The Mexican legislature passed one of the strongest national climate-change laws so far on 19 April. Mexico, which ranks 11th in the world for both the size of its economy and its level of carbon emissions, joins the United Kingdom in having legally binding emissions goals aimed at stemming the effects of climate change.
After three years of debate and revisions, the bill passed in Mexico’s lower house with a vote of 128 for and 10 against, and was later passed unanimously by the Senate. The new law contains many sweeping provisions to mitigate climate change, including a mandate to reduce emissions of carbon dioxide by 30% below business-as-usual levels by 2020, and by 50% below 2000 levels by 2050.

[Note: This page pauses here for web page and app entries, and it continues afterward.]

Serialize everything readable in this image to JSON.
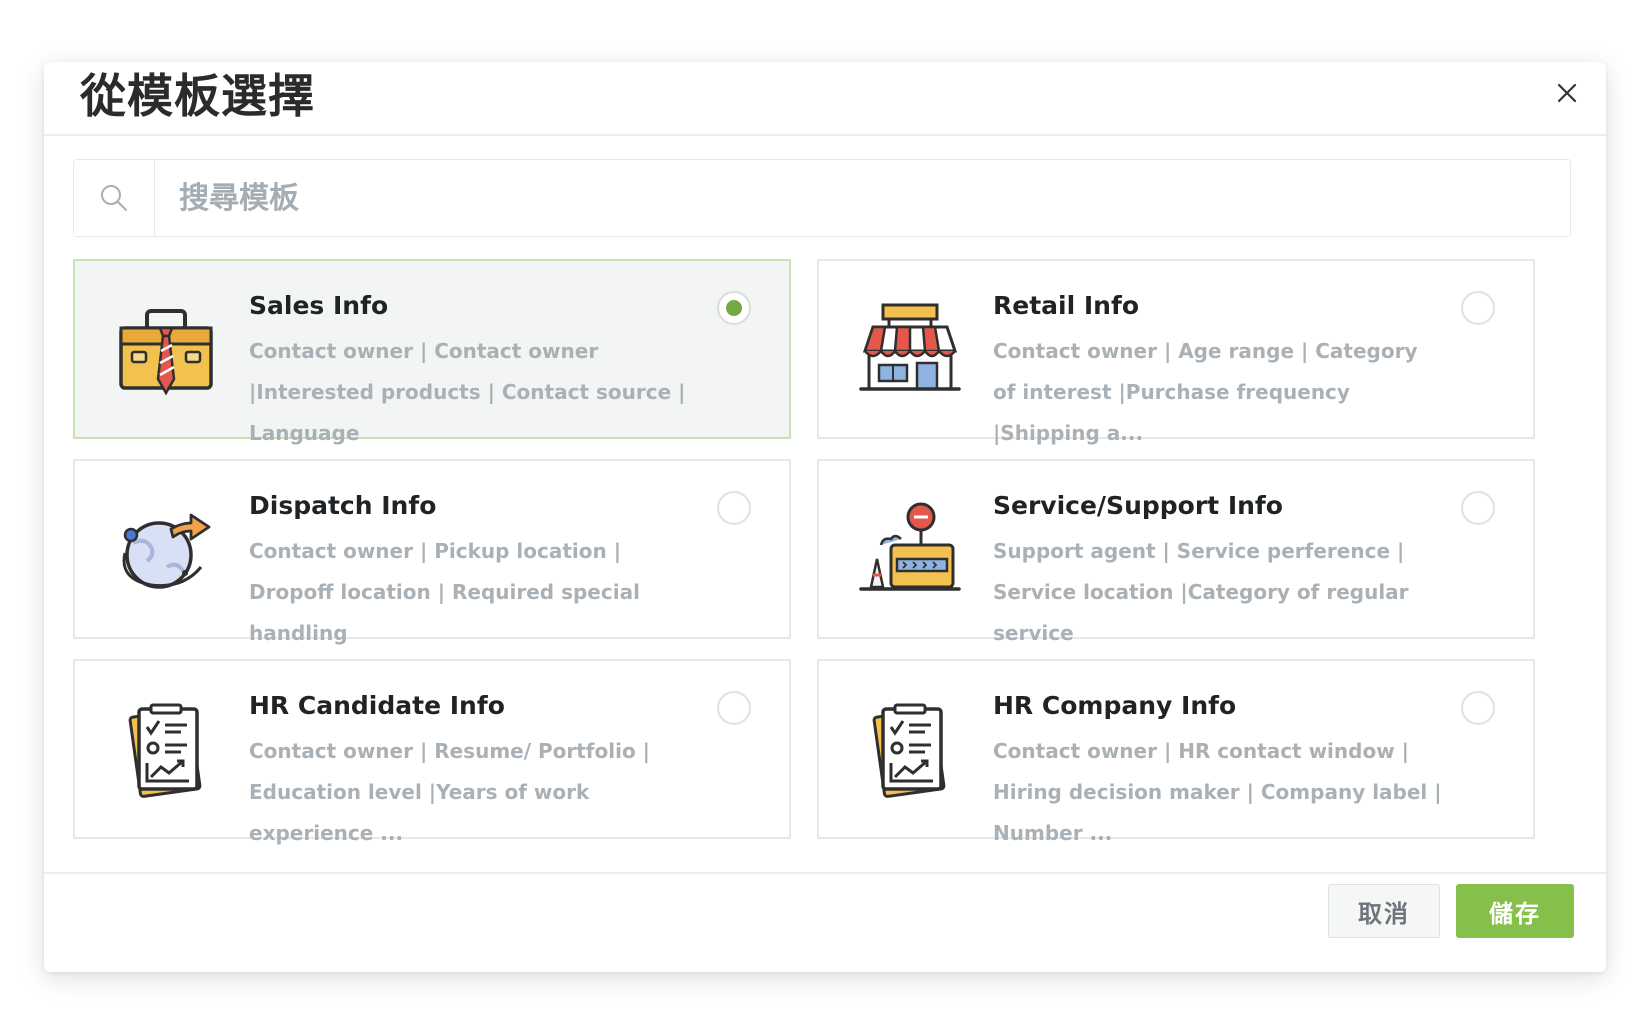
{
  "dialog": {
    "title": "從模板選擇",
    "close_icon": "close-icon"
  },
  "search": {
    "placeholder": "搜尋模板",
    "value": ""
  },
  "templates": [
    {
      "title": "Sales Info",
      "description": "Contact owner | Contact owner |Interested products | Contact source | Language",
      "icon": "briefcase-icon",
      "selected": true
    },
    {
      "title": "Retail Info",
      "description": "Contact owner | Age range | Category of interest |Purchase frequency |Shipping a...",
      "icon": "storefront-icon",
      "selected": false
    },
    {
      "title": "Dispatch Info",
      "description": "Contact owner | Pickup location | Dropoff location | Required special handling",
      "icon": "globe-arrow-icon",
      "selected": false
    },
    {
      "title": "Service/Support Info",
      "description": "Support agent | Service perference | Service location |Category of regular service",
      "icon": "service-counter-icon",
      "selected": false
    },
    {
      "title": "HR Candidate Info",
      "description": "Contact owner | Resume/ Portfolio | Education level |Years of work experience ...",
      "icon": "checklist-icon",
      "selected": false
    },
    {
      "title": "HR Company Info",
      "description": "Contact owner | HR contact window | Hiring decision maker | Company label | Number ...",
      "icon": "checklist-icon",
      "selected": false
    }
  ],
  "footer": {
    "cancel_label": "取消",
    "save_label": "儲存"
  },
  "colors": {
    "accent": "#86bf4a",
    "radio_selected": "#73a843",
    "card_selected_border": "#c9e2b4",
    "description_text": "#aab1b6"
  }
}
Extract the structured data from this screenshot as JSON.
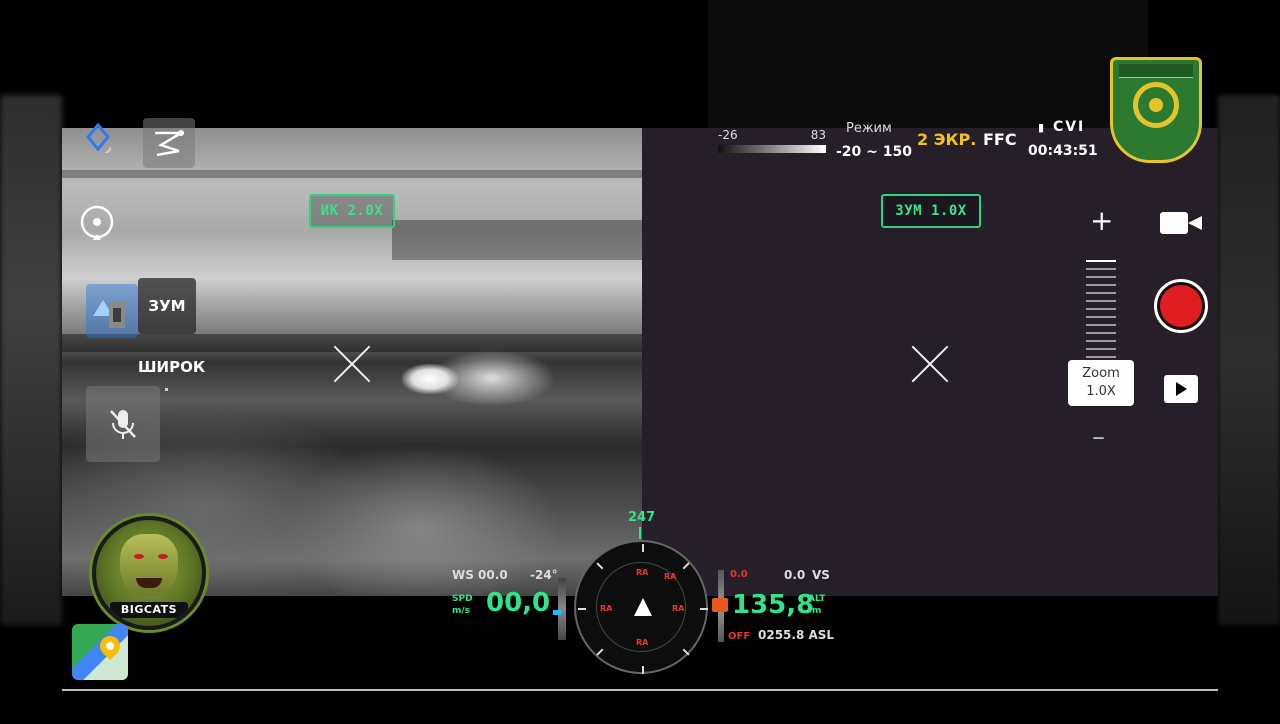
{
  "status_bar": {
    "temp_min": "-26",
    "temp_max": "83",
    "mode_label": "Режим",
    "mode_range": "-20 ~ 150",
    "screen_mode": "2 ЭКР.",
    "ffc": "FFC",
    "recording_indicator": "CVI",
    "recording_time": "00:43:51"
  },
  "ir_view": {
    "label": "ИК 2.0X"
  },
  "zoom_view": {
    "label": "ЗУМ 1.0X"
  },
  "left_panel": {
    "zoom_button": "ЗУМ",
    "wide_label": "ШИРОК",
    "logo_text": "BIGCATS"
  },
  "zoom_slider": {
    "plus": "+",
    "minus": "–",
    "zoom_title": "Zoom",
    "zoom_value": "1.0X"
  },
  "telemetry": {
    "heading": "247",
    "wind": "WS 00.0",
    "wind_angle": "-24°",
    "spd_label_top": "SPD",
    "spd_label_bottom": "m/s",
    "speed": "00,0",
    "vs_left": "0.0",
    "vs_value": "0.0",
    "vs_label": "VS",
    "altitude": "135,8",
    "alt_label_top": "ALT",
    "alt_label_bottom": "m",
    "off_label": "OFF",
    "asl": "0255.8 ASL",
    "compass_marks": [
      "RA",
      "RA",
      "RA",
      "RA",
      "RA"
    ]
  },
  "icons": {
    "location": "location-icon",
    "route": "route-icon",
    "target": "target-icon",
    "mic_off": "mic-off-icon",
    "video_camera": "video-camera-icon",
    "record": "record-button",
    "playback": "play-icon",
    "maps": "maps-icon"
  },
  "colors": {
    "hud_green": "#31e38a",
    "label_border": "#2fd27e",
    "screen_mode": "#f2c21a",
    "record_red": "#e01e22",
    "warning_red": "#e33333",
    "alt_marker": "#e8591c",
    "speed_marker": "#27b9ff"
  }
}
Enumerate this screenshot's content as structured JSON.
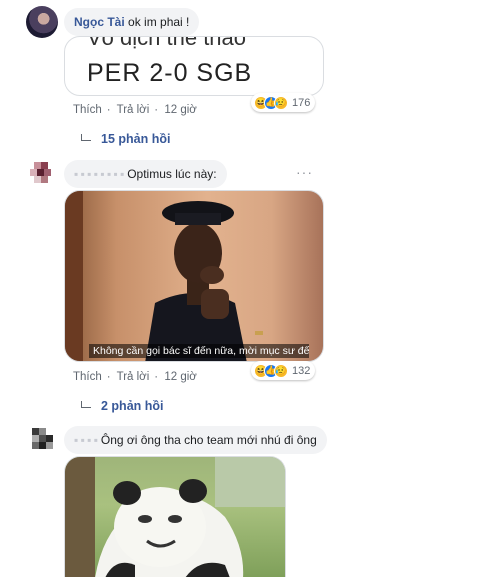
{
  "comments": [
    {
      "author": "Ngọc Tài",
      "text": "ok im phai !",
      "image_text": "PER 2-0 SGB",
      "image_text_top": "Vô địch thể thao",
      "actions": {
        "like": "Thích",
        "reply": "Trả lời",
        "time": "12 giờ"
      },
      "reaction_count": "176",
      "replies": "15 phản hồi"
    },
    {
      "author": "▪ ▪ ▪ ▪ ▪ ▪ ▪ ▪",
      "text": "Optimus lúc này:",
      "image_caption": "Không cần gọi bác sĩ đến nữa, mời mục sư đến đi",
      "actions": {
        "like": "Thích",
        "reply": "Trả lời",
        "time": "12 giờ"
      },
      "reaction_count": "132",
      "replies": "2 phản hồi",
      "more": "···"
    },
    {
      "author": "▪ ▪ ▪ ▪",
      "text": "Ông ơi ông tha cho team mới nhú đi ông"
    }
  ],
  "reaction_icons": [
    "haha-icon",
    "like-icon",
    "sad-icon"
  ],
  "colors": {
    "link": "#385898",
    "bubble": "#f2f3f5",
    "meta": "#606770"
  }
}
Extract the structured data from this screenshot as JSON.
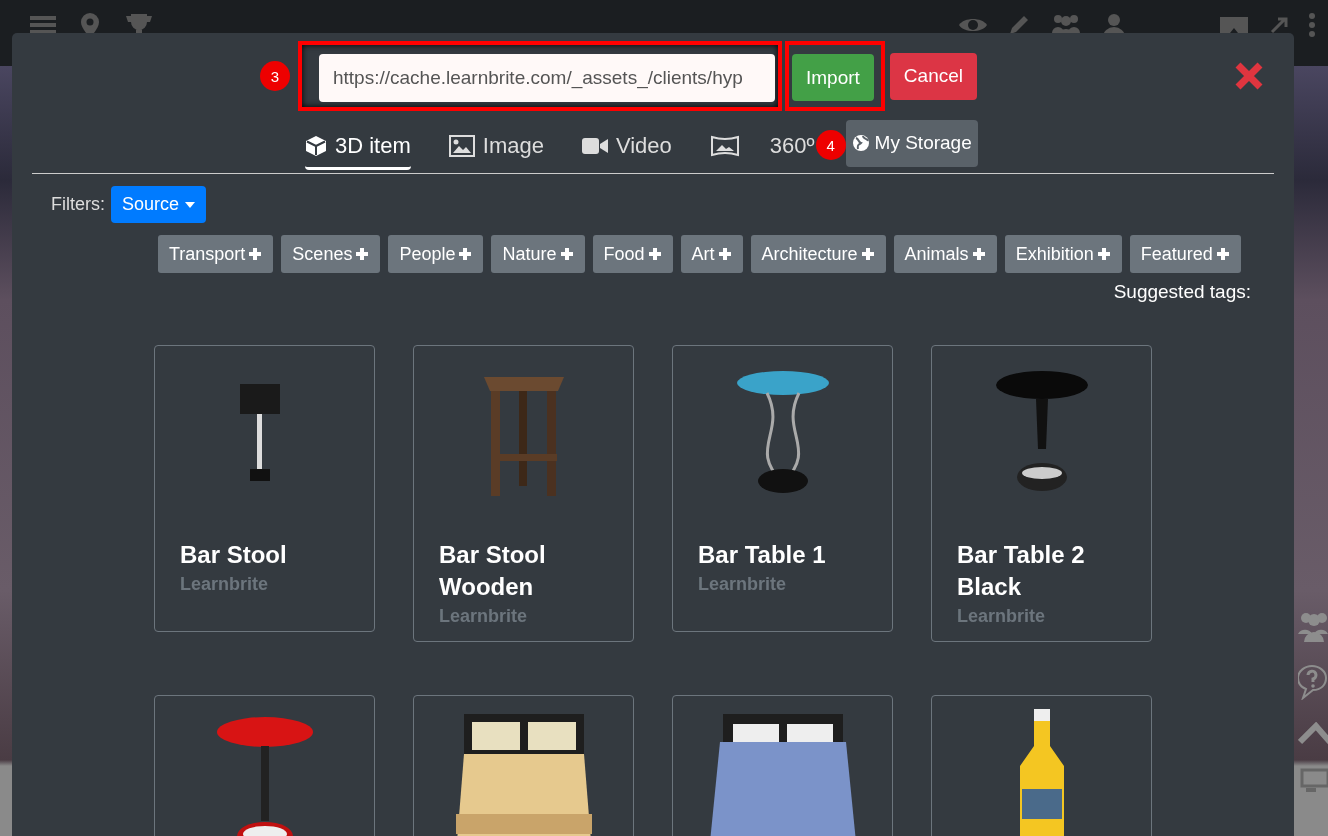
{
  "url_field": {
    "value": "https://cache.learnbrite.com/_assets_/clients/hyp"
  },
  "step_markers": [
    "3",
    "4"
  ],
  "buttons": [
    {
      "kind": "import",
      "label": "Import"
    },
    {
      "kind": "cancel",
      "label": "Cancel"
    }
  ],
  "tabs": [
    {
      "kind": "cube",
      "label": "3D item",
      "selected": true
    },
    {
      "kind": "image",
      "label": "Image",
      "selected": false
    },
    {
      "kind": "video",
      "label": "Video",
      "selected": false
    },
    {
      "kind": "panorama",
      "label": "360º",
      "selected": false
    }
  ],
  "storage_button": {
    "label": "My Storage"
  },
  "filters": {
    "label": "Filters:",
    "dropdown": "Source"
  },
  "tags": [
    "Transport",
    "Scenes",
    "People",
    "Nature",
    "Food",
    "Art",
    "Architecture",
    "Animals",
    "Exhibition",
    "Featured"
  ],
  "suggested_label": "Suggested tags:",
  "items": [
    {
      "kind": "stool",
      "title": "Bar Stool",
      "source": "Learnbrite"
    },
    {
      "kind": "wooden_stool",
      "title": "Bar Stool Wooden",
      "source": "Learnbrite"
    },
    {
      "kind": "glass_table",
      "title": "Bar Table 1",
      "source": "Learnbrite"
    },
    {
      "kind": "black_table",
      "title": "Bar Table 2 Black",
      "source": "Learnbrite"
    },
    {
      "kind": "red_table"
    },
    {
      "kind": "bed"
    },
    {
      "kind": "blue_bed"
    },
    {
      "kind": "bottle"
    }
  ]
}
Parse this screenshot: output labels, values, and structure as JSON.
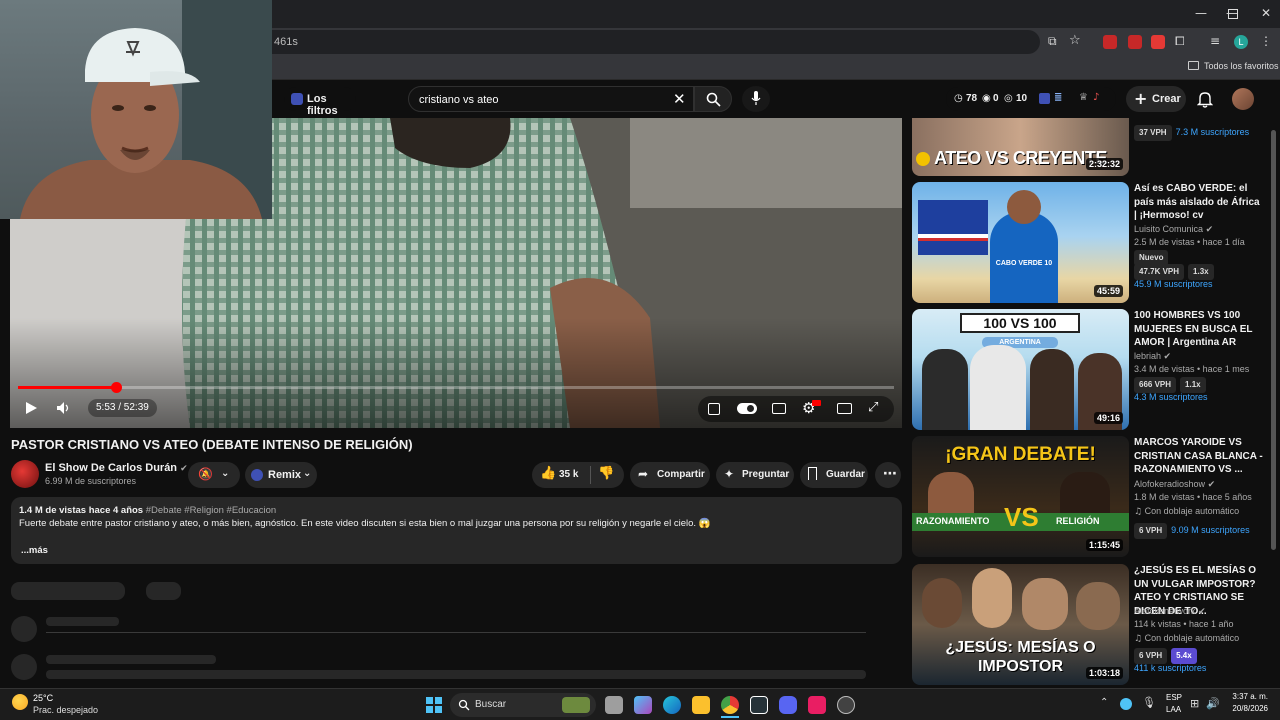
{
  "browser": {
    "url_fragment": "461s",
    "bookmarks_label": "Todos los favoritos",
    "profile_initial": "L"
  },
  "youtube_header": {
    "filters_label": "Los filtros",
    "search_value": "cristiano vs ateo",
    "stats": {
      "views": "78",
      "likes": "0",
      "comments": "10"
    },
    "create_label": "Crear"
  },
  "player": {
    "time": "5:53 / 52:39",
    "progress": 0.112
  },
  "video": {
    "title": "PASTOR CRISTIANO VS ATEO (DEBATE INTENSO DE RELIGIÓN)",
    "channel": "El Show De Carlos Durán",
    "subscribers": "6.99 M de suscriptores",
    "remix_label": "Remix",
    "likes": "35 k",
    "share_label": "Compartir",
    "ask_label": "Preguntar",
    "save_label": "Guardar",
    "views_age": "1.4 M de vistas  hace 4 años",
    "hashtags": "#Debate #Religion #Educacion",
    "description": "Fuerte debate entre pastor cristiano y ateo, o más bien, agnóstico. En este video discuten si esta bien o mal juzgar una persona por su religión y negarle el cielo. 😱",
    "more_label": "...más"
  },
  "recommendations": [
    {
      "thumb_text": "ATEO VS CREYENTE",
      "duration": "2:32:32",
      "vph": "37 VPH",
      "subs": "7.3 M suscriptores"
    },
    {
      "title": "Así es CABO VERDE: el país más aislado de África | ¡Hermoso! cv",
      "channel": "Luisito Comunica",
      "meta": "2.5 M de vistas • hace 1 día",
      "badge": "Nuevo",
      "vph": "47.7K VPH",
      "ratio": "1.3x",
      "subs": "45.9 M suscriptores",
      "duration": "45:59",
      "thumb_text": "CABO VERDE 10"
    },
    {
      "title": "100 HOMBRES VS 100 MUJERES EN BUSCA EL AMOR | Argentina AR",
      "channel": "lebriah",
      "meta": "3.4 M de vistas • hace 1 mes",
      "vph": "666 VPH",
      "ratio": "1.1x",
      "subs": "4.3 M suscriptores",
      "duration": "49:16",
      "thumb_text": "100 VS 100",
      "thumb_sub": "ARGENTINA"
    },
    {
      "title": "MARCOS YAROIDE VS CRISTIAN CASA BLANCA - RAZONAMIENTO VS ...",
      "channel": "Alofokeradioshow",
      "meta": "1.8 M de vistas • hace 5 años",
      "dub": "Con doblaje automático",
      "vph": "6 VPH",
      "subs": "9.09 M suscriptores",
      "duration": "1:15:45",
      "thumb_text": "¡GRAN DEBATE!",
      "thumb_left": "RAZONAMIENTO",
      "thumb_right": "RELIGIÓN"
    },
    {
      "title": "¿JESÚS ES EL MESÍAS O UN VULGAR IMPOSTOR? ATEO Y CRISTIANO SE DICEN DE TO...",
      "channel": "Alofokenetwork",
      "meta": "114 k vistas • hace 1 año",
      "dub": "Con doblaje automático",
      "vph": "6 VPH",
      "ratio": "5.4x",
      "subs": "411 k suscriptores",
      "duration": "1:03:18",
      "thumb_text": "¿JESÚS: MESÍAS O IMPOSTOR"
    }
  ],
  "taskbar": {
    "weather_temp": "25°C",
    "weather_desc": "Prac. despejado",
    "search_label": "Buscar",
    "lang": "ESP",
    "lang2": "LAA",
    "time": "3:37 a. m.",
    "date": "20/8/2026"
  },
  "colors": {
    "accent_red": "#ff0000",
    "link_blue": "#3ea6ff",
    "bg": "#0f0f0f"
  }
}
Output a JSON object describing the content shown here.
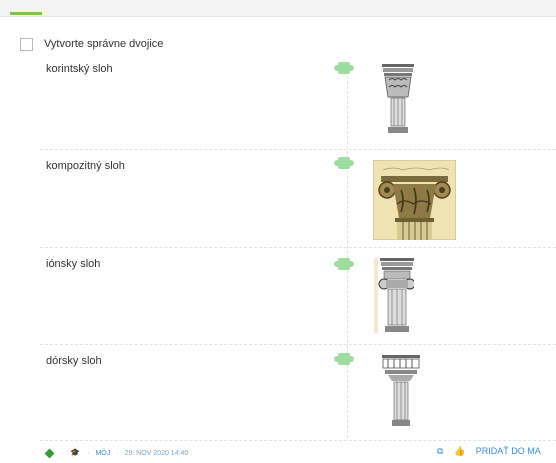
{
  "task": {
    "title": "Vytvorte správne dvojice"
  },
  "pairs": [
    {
      "label": "korintský sloh",
      "image": "corinthian-column-icon"
    },
    {
      "label": "kompozitný sloh",
      "image": "composite-capital-image"
    },
    {
      "label": "iónsky sloh",
      "image": "ionic-column-icon"
    },
    {
      "label": "dórsky sloh",
      "image": "doric-column-icon"
    }
  ],
  "footer": {
    "dot1": "·",
    "dot2": "·",
    "dot3": "·",
    "owner": "MÔJ",
    "date": "29. NOV 2020 14:40",
    "add_label": "PRIDAŤ DO MA"
  },
  "colors": {
    "accent": "#7ec34b",
    "link": "#3a8fd0",
    "puzzle": "#9fdc9f"
  }
}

Despite concerns about Mexico’s ability to enforce the legislation, experts point out that the bill can already be seen as a successful response to the 2010 UN Climate Change Conference in Cancún.
“Mexico was widely credited for helping to rescue the international effort in Cancún. But some noted the lack of corresponding action domestically. Now Mexico has something to show at home too,” says Diringer.
The act also establishes a commission to oversee implementation, and encourages development of a carbon-trading scheme. Although there was initial resistance from Mexico’s steel and cement industries, the bill passed with bipartisan support.